* Exercise directions *
Will you extract the entries word for word? Images should not appear in the copy.

* Records to use *
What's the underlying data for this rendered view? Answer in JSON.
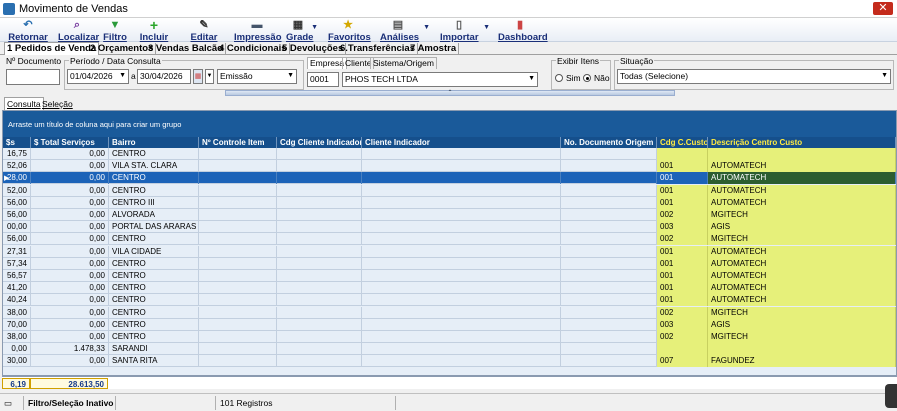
{
  "window": {
    "title": "Movimento de Vendas",
    "close_glyph": "✕"
  },
  "toolbar": [
    {
      "label": "Retornar",
      "icon": "↶",
      "color": "#2a6fb0"
    },
    {
      "label": "Localizar",
      "icon": "🔍",
      "color": "#7a3ea0"
    },
    {
      "label": "Filtro",
      "icon": "▼",
      "color": "#2a9a3a"
    },
    {
      "label": "Incluir",
      "icon": "+",
      "color": "#2aa52a"
    },
    {
      "label": "Editar",
      "icon": "✎",
      "color": "#333"
    },
    {
      "label": "Impressão",
      "icon": "▬",
      "color": "#44546a"
    },
    {
      "label": "Grade",
      "icon": "▦",
      "color": "#333"
    },
    {
      "label": "Favoritos",
      "icon": "★",
      "color": "#d4a800"
    },
    {
      "label": "Análises",
      "icon": "▤",
      "color": "#555"
    },
    {
      "label": "Importar",
      "icon": "▯",
      "color": "#555"
    },
    {
      "label": "Dashboard",
      "icon": "▮",
      "color": "#c44"
    }
  ],
  "main_tabs": [
    "1 Pedidos de Venda",
    "2 Orçamentos",
    "3 Vendas Balcão",
    "4 Condicionais",
    "5 Devoluções",
    "6.Transferências",
    "7 Amostra"
  ],
  "filters": {
    "documento_label": "Nº Documento",
    "documento_value": "",
    "periodo_label": "Período / Data Consulta",
    "date_from": "01/04/2026",
    "date_sep": "a",
    "date_to": "30/04/2026",
    "date_type": "Emissão",
    "inner_tabs": [
      "Empresa",
      "Cliente",
      "Sistema/Origem"
    ],
    "empresa_code": "0001",
    "empresa_name": "PHOS TECH LTDA",
    "exibir_label": "Exibir Itens",
    "exibir_sim": "Sim",
    "exibir_nao": "Não",
    "situacao_label": "Situação",
    "situacao_value": "Todas (Selecione)"
  },
  "sub_tabs": [
    "Consulta",
    "Seleção"
  ],
  "grid": {
    "group_hint": "Arraste um título de coluna aqui para criar um grupo",
    "columns": [
      "$s",
      "$ Total Serviços",
      "Bairro",
      "Nº Controle Item",
      "Cdg Cliente Indicador",
      "Cliente Indicador",
      "No. Documento Origem",
      "Cdg C.Custo",
      "Descrição Centro Custo"
    ],
    "rows": [
      [
        "16,75",
        "0,00",
        "CENTRO",
        "",
        "",
        "",
        "",
        "",
        ""
      ],
      [
        "52,06",
        "0,00",
        "VILA STA. CLARA",
        "",
        "",
        "",
        "",
        "001",
        "AUTOMATECH"
      ],
      [
        "28,00",
        "0,00",
        "CENTRO",
        "",
        "",
        "",
        "",
        "001",
        "AUTOMATECH"
      ],
      [
        "52,00",
        "0,00",
        "CENTRO",
        "",
        "",
        "",
        "",
        "001",
        "AUTOMATECH"
      ],
      [
        "56,00",
        "0,00",
        "CENTRO III",
        "",
        "",
        "",
        "",
        "001",
        "AUTOMATECH"
      ],
      [
        "56,00",
        "0,00",
        "ALVORADA",
        "",
        "",
        "",
        "",
        "002",
        "MGITECH"
      ],
      [
        "00,00",
        "0,00",
        "PORTAL DAS ARARAS",
        "",
        "",
        "",
        "",
        "003",
        "AGIS"
      ],
      [
        "56,00",
        "0,00",
        "CENTRO",
        "",
        "",
        "",
        "",
        "002",
        "MGITECH"
      ],
      [
        "27,31",
        "0,00",
        "VILA CIDADE",
        "",
        "",
        "",
        "",
        "001",
        "AUTOMATECH"
      ],
      [
        "57,34",
        "0,00",
        "CENTRO",
        "",
        "",
        "",
        "",
        "001",
        "AUTOMATECH"
      ],
      [
        "56,57",
        "0,00",
        "CENTRO",
        "",
        "",
        "",
        "",
        "001",
        "AUTOMATECH"
      ],
      [
        "41,20",
        "0,00",
        "CENTRO",
        "",
        "",
        "",
        "",
        "001",
        "AUTOMATECH"
      ],
      [
        "40,24",
        "0,00",
        "CENTRO",
        "",
        "",
        "",
        "",
        "001",
        "AUTOMATECH"
      ],
      [
        "38,00",
        "0,00",
        "CENTRO",
        "",
        "",
        "",
        "",
        "002",
        "MGITECH"
      ],
      [
        "70,00",
        "0,00",
        "CENTRO",
        "",
        "",
        "",
        "",
        "003",
        "AGIS"
      ],
      [
        "38,00",
        "0,00",
        "CENTRO",
        "",
        "",
        "",
        "",
        "002",
        "MGITECH"
      ],
      [
        "0,00",
        "1.478,33",
        "SARANDI",
        "",
        "",
        "",
        "",
        "",
        ""
      ],
      [
        "30,00",
        "0,00",
        "SANTA RITA",
        "",
        "",
        "",
        "",
        "007",
        "FAGUNDEZ"
      ]
    ],
    "selected_row": 2,
    "totals": [
      "6,19",
      "28.613,50"
    ]
  },
  "status": {
    "filter": "Filtro/Seleção Inativo",
    "count": "101 Registros"
  },
  "colors": {
    "header_bg": "#154f8c",
    "selection": "#1c63b8",
    "highlight_cols": "#e6f07a"
  }
}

* The answer *
What's the underlying data for this rendered view? Answer in JSON.
{
  "window": {
    "title": "Movimento de Vendas",
    "close_glyph": "✕"
  },
  "toolbar": [
    {
      "label": "Retornar",
      "icon": "↶",
      "color": "#2a6fb0"
    },
    {
      "label": "Localizar",
      "icon": "🔍",
      "color": "#7a3ea0"
    },
    {
      "label": "Filtro",
      "icon": "▼",
      "color": "#2a9a3a"
    },
    {
      "label": "Incluir",
      "icon": "+",
      "color": "#2aa52a"
    },
    {
      "label": "Editar",
      "icon": "✎",
      "color": "#333"
    },
    {
      "label": "Impressão",
      "icon": "▬",
      "color": "#44546a"
    },
    {
      "label": "Grade",
      "icon": "▦",
      "color": "#333"
    },
    {
      "label": "Favoritos",
      "icon": "★",
      "color": "#d4a800"
    },
    {
      "label": "Análises",
      "icon": "▤",
      "color": "#555"
    },
    {
      "label": "Importar",
      "icon": "▯",
      "color": "#555"
    },
    {
      "label": "Dashboard",
      "icon": "▮",
      "color": "#c44"
    }
  ],
  "main_tabs": [
    "1 Pedidos de Venda",
    "2 Orçamentos",
    "3 Vendas Balcão",
    "4 Condicionais",
    "5 Devoluções",
    "6.Transferências",
    "7 Amostra"
  ],
  "filters": {
    "documento_label": "Nº Documento",
    "documento_value": "",
    "periodo_label": "Período / Data Consulta",
    "date_from": "01/04/2026",
    "date_sep": "a",
    "date_to": "30/04/2026",
    "date_type": "Emissão",
    "inner_tabs": [
      "Empresa",
      "Cliente",
      "Sistema/Origem"
    ],
    "empresa_code": "0001",
    "empresa_name": "PHOS TECH LTDA",
    "exibir_label": "Exibir Itens",
    "exibir_sim": "Sim",
    "exibir_nao": "Não",
    "situacao_label": "Situação",
    "situacao_value": "Todas (Selecione)"
  },
  "sub_tabs": [
    "Consulta",
    "Seleção"
  ],
  "grid": {
    "group_hint": "Arraste um título de coluna aqui para criar um grupo",
    "columns": [
      "$s",
      "$ Total Serviços",
      "Bairro",
      "Nº Controle Item",
      "Cdg Cliente Indicador",
      "Cliente Indicador",
      "No. Documento Origem",
      "Cdg C.Custo",
      "Descrição Centro Custo"
    ],
    "rows": [
      [
        "16,75",
        "0,00",
        "CENTRO",
        "",
        "",
        "",
        "",
        "",
        ""
      ],
      [
        "52,06",
        "0,00",
        "VILA STA. CLARA",
        "",
        "",
        "",
        "",
        "001",
        "AUTOMATECH"
      ],
      [
        "28,00",
        "0,00",
        "CENTRO",
        "",
        "",
        "",
        "",
        "001",
        "AUTOMATECH"
      ],
      [
        "52,00",
        "0,00",
        "CENTRO",
        "",
        "",
        "",
        "",
        "001",
        "AUTOMATECH"
      ],
      [
        "56,00",
        "0,00",
        "CENTRO III",
        "",
        "",
        "",
        "",
        "001",
        "AUTOMATECH"
      ],
      [
        "56,00",
        "0,00",
        "ALVORADA",
        "",
        "",
        "",
        "",
        "002",
        "MGITECH"
      ],
      [
        "00,00",
        "0,00",
        "PORTAL DAS ARARAS",
        "",
        "",
        "",
        "",
        "003",
        "AGIS"
      ],
      [
        "56,00",
        "0,00",
        "CENTRO",
        "",
        "",
        "",
        "",
        "002",
        "MGITECH"
      ],
      [
        "27,31",
        "0,00",
        "VILA CIDADE",
        "",
        "",
        "",
        "",
        "001",
        "AUTOMATECH"
      ],
      [
        "57,34",
        "0,00",
        "CENTRO",
        "",
        "",
        "",
        "",
        "001",
        "AUTOMATECH"
      ],
      [
        "56,57",
        "0,00",
        "CENTRO",
        "",
        "",
        "",
        "",
        "001",
        "AUTOMATECH"
      ],
      [
        "41,20",
        "0,00",
        "CENTRO",
        "",
        "",
        "",
        "",
        "001",
        "AUTOMATECH"
      ],
      [
        "40,24",
        "0,00",
        "CENTRO",
        "",
        "",
        "",
        "",
        "001",
        "AUTOMATECH"
      ],
      [
        "38,00",
        "0,00",
        "CENTRO",
        "",
        "",
        "",
        "",
        "002",
        "MGITECH"
      ],
      [
        "70,00",
        "0,00",
        "CENTRO",
        "",
        "",
        "",
        "",
        "003",
        "AGIS"
      ],
      [
        "38,00",
        "0,00",
        "CENTRO",
        "",
        "",
        "",
        "",
        "002",
        "MGITECH"
      ],
      [
        "0,00",
        "1.478,33",
        "SARANDI",
        "",
        "",
        "",
        "",
        "",
        ""
      ],
      [
        "30,00",
        "0,00",
        "SANTA RITA",
        "",
        "",
        "",
        "",
        "007",
        "FAGUNDEZ"
      ]
    ],
    "selected_row": 2,
    "totals": [
      "6,19",
      "28.613,50"
    ]
  },
  "status": {
    "filter": "Filtro/Seleção Inativo",
    "count": "101 Registros"
  },
  "colors": {
    "header_bg": "#154f8c",
    "selection": "#1c63b8",
    "highlight_cols": "#e6f07a"
  }
}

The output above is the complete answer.